The new Act divides trustees duties into two types:
- Mandatory duties that you cannot contract out of;
- Default duties that apply unless stated otherwise in the trust deed
- Understand the terms of the trust deed
- Act in the best interests of beneficiaries
- Act honestly and in good faith
- Exercise powers for proper purpose
- Account to the beneficiaries
- Cannot contract out of personal liability as a trustee
- Impartiality - treat all beneficiaries of the same class even-handedly
- Unanimity of Trustees
- Not to profit from the Trust (trustees are to hold the assets on trust for the benefit of the beneficiaries, not for themselves)
- Invest prudently
- Retain core documents
- Act for no reward - If you want to pay your trustees, your trust deed to specifically state this, otherwise they cannot be remunerated.
- If a beneficiary challenges something the trustees have done, the records will be needed to defend it
- Retain documents for the life of the trust
- Trustee meetings is crucial - so you can show you have carried out your duties as a trustee properly
- section 30 of the new Act
- very high onus on trustees to invest prudently (i.e. having a wide investment portfolio) as if investing property for someone else.
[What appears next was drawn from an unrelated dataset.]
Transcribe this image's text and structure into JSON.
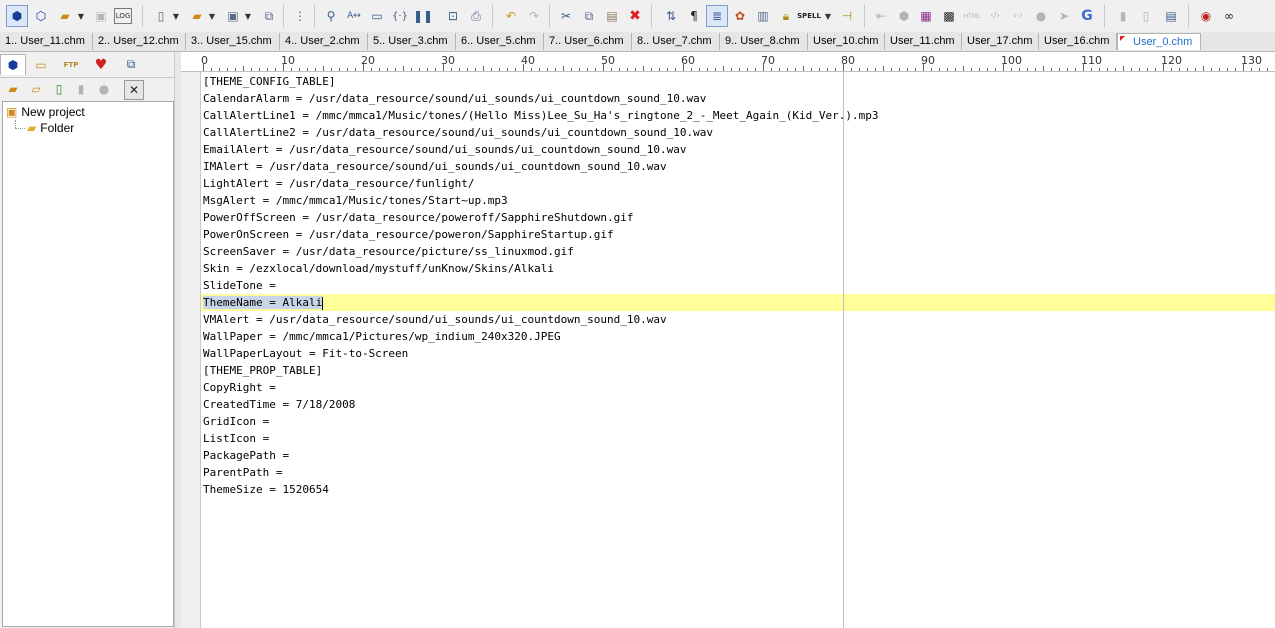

If a lawyer or accountant, the trustee must act as if they are investment advisors.
- Example: Allowing settlors to live in trust property rent free is not a prudent investment
- You can contract out of this in the trust deed
- Obligation on trustees to let beneficiaries know they are beneficiaries
- You can contract out of this but need specific wording in the trust deed.
- Beneficiaries need to know who the trustees are so they can hold them to account and obtain information from them
- Important to consider the class of beneficiaries and narrow this if need be
- I.e. distant family members as beneficiaries who you do not want obtaining information about the trust.
- Copy of trust deed and any amendments (i.e. deeds of variation)
- Assets and liabilities
- Income and expenditure (trust financials)
- Information regarding the administration of the trust
- But not trustee reasons
- Best not to put trustees' reasons for a decision in writing as it could be challenged by a beneficiary
- Wishes of the settlors
- effect of giving information
- Practicality of giving information
- Other relevant considerations
- Make it clear in the trust deed what information you are prepared to provide to beneficiaries and what you are not.
Trust could last for a maximum of 80 years previously, but now the trust can last for 125 years.
Incapacity and Trusts
The new Act makes it compulsory to remove incapacitated trustees and enduring powers of attorney are not relevant to trusts.
The new rules mean greater transparency of trustee activity and increased trust compliance requirements because trustee duties are now formalised in legislation.